INDIANAPOLIS — Bradley Roby is likely about to sign a seven-figure NFL rookie contract.
If you ask the former Ohio State cornerback, the payday for his services will come a few years too late.
Displaying his usual candor, Roby made the case on Sunday at the league’s scouting combine for why he should be a first-round draft pick, why many fans are misguided about his performance against Wisconsin — and his absence in the Orange Bowl — and why college football players should be paid.
Roby said he supported the group of Northwestern football players’ well-publicized petition to form a labor union that could bargain for benefits, going as far to say athletes at schools raking in tens of millions of dollars in football revenue should collect a salary beyond their full academic scholarships and monthly stipend.
Asked if felt like an employee in college, Roby replied, "Definitely."
"How these colleges are running football programs now, it's just like the NFL," he said. "It's about results, it's about winning. That's what the game is about. ... Classes, working out, performing week in and week out. You’re doing all that and then you're coming home and don't have much to eat.
"You can't take anybody out to go get food or go to the mall and get some new shoes. It's like, ‘Wow, where's all this money going?’ Not in my pockets. I sympathize with the [Northwestern players]."
University administrators are almost universally against a landmark move to pay college athletes, which would remove the facade of amateurism altogether and leave many schools deep in the red. Even at Ohio State, the economics of putting athletes on its payroll do not add up on the surface. For all of the revenue the athletics department generates — $123 million last year, according to federal records — it spent $122 million. OSU uses its return from football to keep up in the arms race but also to help fund 34 nonrevenue sports.
Still, Roby can’t help but see the billion-dollar television contracts, the palatial facilities — replete at OSU with "big flat screens being put everywhere," he said. While the Northwestern players are not asking to be paid — their scholarships are worth about $76,000 per year — Roby, a Suwanee, Ga., native, argued that is the next logical step.
"I don't think [a scholarship] is enough," he said. "You can get a regular scholarship as a regular student through certain programs. The sheer amount of money that athletes make for universities, you’ve got to have something more than a scholarship. You can still have a scholarship and not have food. Not everybody comes from a decent background. A lot of college people who are just going to college as regular students, they have good funding from their families."
Of course, those concerns are now in the past. Roby, a blistering 5-foot-11, 194-pounder, is projected as a late first or early second-round selection in May despite a final season he conceded "was not as expected."
Roby returned for a fourth year only to be suspended for the Buckeyes’ first game after an offseason bar altercation. He said, "My mindset in camp wasn't where it should have been," and believes he paid for it early in the fall. He was memorably burned several times in single coverage by Wisconsin receiver Jared Abbrederis, who had 10 catches for a career-high 207 yards.
Roby was cryptic in his self-evaluation but said fans’ criticism was misplaced.
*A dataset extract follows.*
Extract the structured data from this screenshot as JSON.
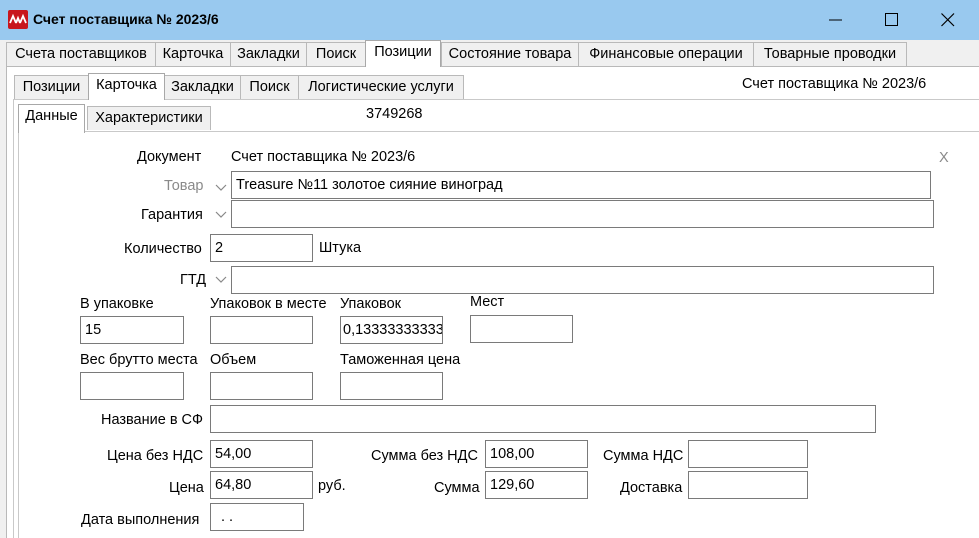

"I made some mistakes, but I only gave up one touchdown, had good stats, and we won the game," he said. "It was bad for my standards, but at the same time, I had a good game."
In any case, Roby said his focus returned and he lived up to that standard during much of the season’s second half. It was only in the end that his hard-luck year took a final, bitter twist, with a bone bruise to his knee suffered in the Big Ten championship game scratching him from the Orange Bowl. Roby called the speculation that he was backing down from a matchup with star Clemson receiver Sammy Watkins in order to protect his draft stock "very frustrating."
"A lot of people decided they wanted to make up things saying this or that," he said. "Everybody is entitled to their own opinion. But at the end of the day, I just couldn't get back. I look forward to opportunities like that. The fact that I couldn’t end my career in a game of that caliber hurt me."
Now, a lucrative career begins, and Roby is as confident as ever. He was asked if he can be a shutdown corner, and his answer featured no gray area.
"That's definitely what I can do," he said, "and I plan to show that to whatever team drafts me."